McManus said the Department makes 911 response a top priority. When a street cop retires or leaves for another reason, the Department automatically replaces that person from the gang or another support unit.
"Once those units lose enough capacity, you may as well not even have them anymore," he said. "They are abolished, in order to keep up the street strength."
When that happens, gang, drug and prostitution activity lose a vital check. "Who is left to deal with it but the street officers?" McManus said. "They get tied up not only handling runs, but dealing in a very superficial level with those kinds of problems. We have already reached that point."
The Minneapolis Police Officers Federation ran radio ads in December to put pressure on the city to hire back 150 cops. City Council Ways and Means Chair Barb Johnson (4th Ward) says the city needs to add back 100 cops in two years "to get us back on our feet. We are reeling right now with the lack of personnel."
McManus said he is "not sounding the alarm." He just wanted to point out that getting the number of officers back where it was in 1997 "gives the Police Department the ability to be as proactive as we would like. We can't work smart by just running back and forth from call to call to call."
Further, officers present a better image if they are not harried.
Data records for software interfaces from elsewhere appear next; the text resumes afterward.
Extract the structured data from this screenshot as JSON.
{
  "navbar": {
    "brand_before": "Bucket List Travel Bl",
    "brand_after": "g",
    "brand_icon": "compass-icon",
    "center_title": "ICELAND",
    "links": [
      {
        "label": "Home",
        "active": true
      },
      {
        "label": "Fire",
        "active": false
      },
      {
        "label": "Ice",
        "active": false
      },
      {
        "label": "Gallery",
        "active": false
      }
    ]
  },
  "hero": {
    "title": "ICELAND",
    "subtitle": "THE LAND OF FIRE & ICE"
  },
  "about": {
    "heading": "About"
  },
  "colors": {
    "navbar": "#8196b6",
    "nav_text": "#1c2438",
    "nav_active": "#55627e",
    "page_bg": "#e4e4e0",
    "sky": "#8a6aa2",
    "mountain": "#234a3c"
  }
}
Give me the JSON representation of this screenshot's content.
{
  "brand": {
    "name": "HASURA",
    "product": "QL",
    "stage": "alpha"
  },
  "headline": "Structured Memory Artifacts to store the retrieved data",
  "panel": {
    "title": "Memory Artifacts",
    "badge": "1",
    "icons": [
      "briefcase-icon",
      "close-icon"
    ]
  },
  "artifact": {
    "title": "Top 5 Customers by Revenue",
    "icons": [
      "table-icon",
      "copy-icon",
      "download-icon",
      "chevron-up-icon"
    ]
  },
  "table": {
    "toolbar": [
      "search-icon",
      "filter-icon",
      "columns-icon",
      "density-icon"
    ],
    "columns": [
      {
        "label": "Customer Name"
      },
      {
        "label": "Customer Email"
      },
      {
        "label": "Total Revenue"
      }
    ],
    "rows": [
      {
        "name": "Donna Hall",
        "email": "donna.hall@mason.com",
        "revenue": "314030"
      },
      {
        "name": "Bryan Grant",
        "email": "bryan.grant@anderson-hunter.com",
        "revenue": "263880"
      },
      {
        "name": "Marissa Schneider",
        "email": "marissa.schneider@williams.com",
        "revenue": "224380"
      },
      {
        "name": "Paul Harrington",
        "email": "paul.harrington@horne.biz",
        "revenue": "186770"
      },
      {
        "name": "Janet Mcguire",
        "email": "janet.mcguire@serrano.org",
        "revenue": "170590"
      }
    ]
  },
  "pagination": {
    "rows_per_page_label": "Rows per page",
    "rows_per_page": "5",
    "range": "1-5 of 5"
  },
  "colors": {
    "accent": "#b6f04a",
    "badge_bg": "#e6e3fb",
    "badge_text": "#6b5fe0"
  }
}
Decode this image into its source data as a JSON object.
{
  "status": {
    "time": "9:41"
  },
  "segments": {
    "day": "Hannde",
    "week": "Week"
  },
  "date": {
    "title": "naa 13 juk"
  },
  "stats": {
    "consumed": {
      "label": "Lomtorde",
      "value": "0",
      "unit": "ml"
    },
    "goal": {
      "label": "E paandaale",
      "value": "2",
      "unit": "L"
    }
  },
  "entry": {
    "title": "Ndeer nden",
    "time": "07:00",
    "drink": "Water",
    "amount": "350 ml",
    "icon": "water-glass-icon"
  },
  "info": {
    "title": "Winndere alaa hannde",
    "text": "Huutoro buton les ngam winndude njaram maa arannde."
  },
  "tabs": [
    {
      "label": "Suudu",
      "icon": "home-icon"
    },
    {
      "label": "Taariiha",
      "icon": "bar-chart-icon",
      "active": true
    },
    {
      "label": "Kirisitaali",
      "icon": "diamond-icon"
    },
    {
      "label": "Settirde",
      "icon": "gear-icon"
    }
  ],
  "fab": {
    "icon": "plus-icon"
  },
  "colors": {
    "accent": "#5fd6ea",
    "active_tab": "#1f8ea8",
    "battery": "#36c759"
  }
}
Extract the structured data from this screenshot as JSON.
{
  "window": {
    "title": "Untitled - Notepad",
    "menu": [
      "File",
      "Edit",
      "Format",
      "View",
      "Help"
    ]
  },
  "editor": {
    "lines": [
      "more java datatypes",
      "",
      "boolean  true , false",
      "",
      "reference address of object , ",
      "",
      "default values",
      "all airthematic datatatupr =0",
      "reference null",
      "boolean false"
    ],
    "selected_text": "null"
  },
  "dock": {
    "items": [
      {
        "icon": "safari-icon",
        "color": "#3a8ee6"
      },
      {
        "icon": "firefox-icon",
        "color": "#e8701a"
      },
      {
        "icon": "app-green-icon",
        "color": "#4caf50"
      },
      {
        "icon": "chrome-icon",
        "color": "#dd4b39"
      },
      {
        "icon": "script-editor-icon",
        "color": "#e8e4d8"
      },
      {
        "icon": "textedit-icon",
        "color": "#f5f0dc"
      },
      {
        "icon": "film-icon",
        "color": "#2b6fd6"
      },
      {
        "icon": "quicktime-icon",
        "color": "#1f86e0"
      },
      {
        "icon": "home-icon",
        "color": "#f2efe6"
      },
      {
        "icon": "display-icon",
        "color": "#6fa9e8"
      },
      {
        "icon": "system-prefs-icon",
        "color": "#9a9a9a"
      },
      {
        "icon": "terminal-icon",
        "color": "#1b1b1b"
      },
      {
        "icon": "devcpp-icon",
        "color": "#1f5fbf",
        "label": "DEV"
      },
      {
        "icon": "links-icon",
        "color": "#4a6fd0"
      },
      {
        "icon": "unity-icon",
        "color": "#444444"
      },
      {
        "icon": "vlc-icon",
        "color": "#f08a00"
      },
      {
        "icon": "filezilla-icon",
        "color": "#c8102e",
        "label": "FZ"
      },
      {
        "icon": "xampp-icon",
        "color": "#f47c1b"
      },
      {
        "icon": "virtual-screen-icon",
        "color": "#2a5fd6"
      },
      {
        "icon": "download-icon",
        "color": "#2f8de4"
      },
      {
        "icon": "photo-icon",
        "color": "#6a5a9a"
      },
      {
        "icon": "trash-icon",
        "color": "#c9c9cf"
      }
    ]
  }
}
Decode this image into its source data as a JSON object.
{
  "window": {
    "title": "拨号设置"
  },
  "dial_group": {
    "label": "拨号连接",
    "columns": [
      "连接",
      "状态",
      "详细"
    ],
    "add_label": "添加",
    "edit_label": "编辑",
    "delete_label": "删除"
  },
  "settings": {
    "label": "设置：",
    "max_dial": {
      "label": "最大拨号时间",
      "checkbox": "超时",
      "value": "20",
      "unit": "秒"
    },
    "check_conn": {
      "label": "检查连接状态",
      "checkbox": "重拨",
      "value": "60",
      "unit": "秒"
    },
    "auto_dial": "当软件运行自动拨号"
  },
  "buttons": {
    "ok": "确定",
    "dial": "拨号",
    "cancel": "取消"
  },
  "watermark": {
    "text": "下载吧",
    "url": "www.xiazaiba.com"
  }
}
"You can't build a very good rapport with [an officer] who is so occupied from finishing the last call and getting to the next one so they can clear the board," he said. "That officer doesn't have time to be friendly - doesn't have time to pas a couple of minutes of the day and be cordial with an individual. That is what people are looking for. They are looking for a user-friendly Police Department."
Neighborhood and business groups should have a police official attend their meetings to hear their concerns and help strategize, McManus said.
The prospects look bleak. The city's five-year budget assumes a hefty 8 percent overall property tax increase which would still leave the Police Department $10.9 million behind inflation by 2010, translating into a loss of another 139 officers.
Expanding private security?
McManus said he is talking to the Downtown Council, private security agencies and property managers that hire off-duty officers about an expanded role as one way to improve Downtown safety.
Currently, a private security guard's jurisdiction ends at the door. McManus said expanding the jurisdiction to include up to a block in either direction could improve coordination with police and add a visible security presence.
That way, when people see a security guard on the street, they will associate him or her with the police, and it would keep them "a little bit honest," he said.
The Police Department also is working to create a common radio channel with private security to improve communication.
McManus would like to improve communications, so private security would have a direct link with a beat officer.
If he could find the money, he would like to have a 10-15-officer Downtown task force to deal with panhandling, loitering and nuisance crimes, with six-day-a-week coverage from 10 a.m. to 2-3 a.m.
In the near-term, McManus said the Department is moving ahead with the five-year budget - "holding our breath" to see if the city can get state approval for a local option sales tax to boost public safety funding.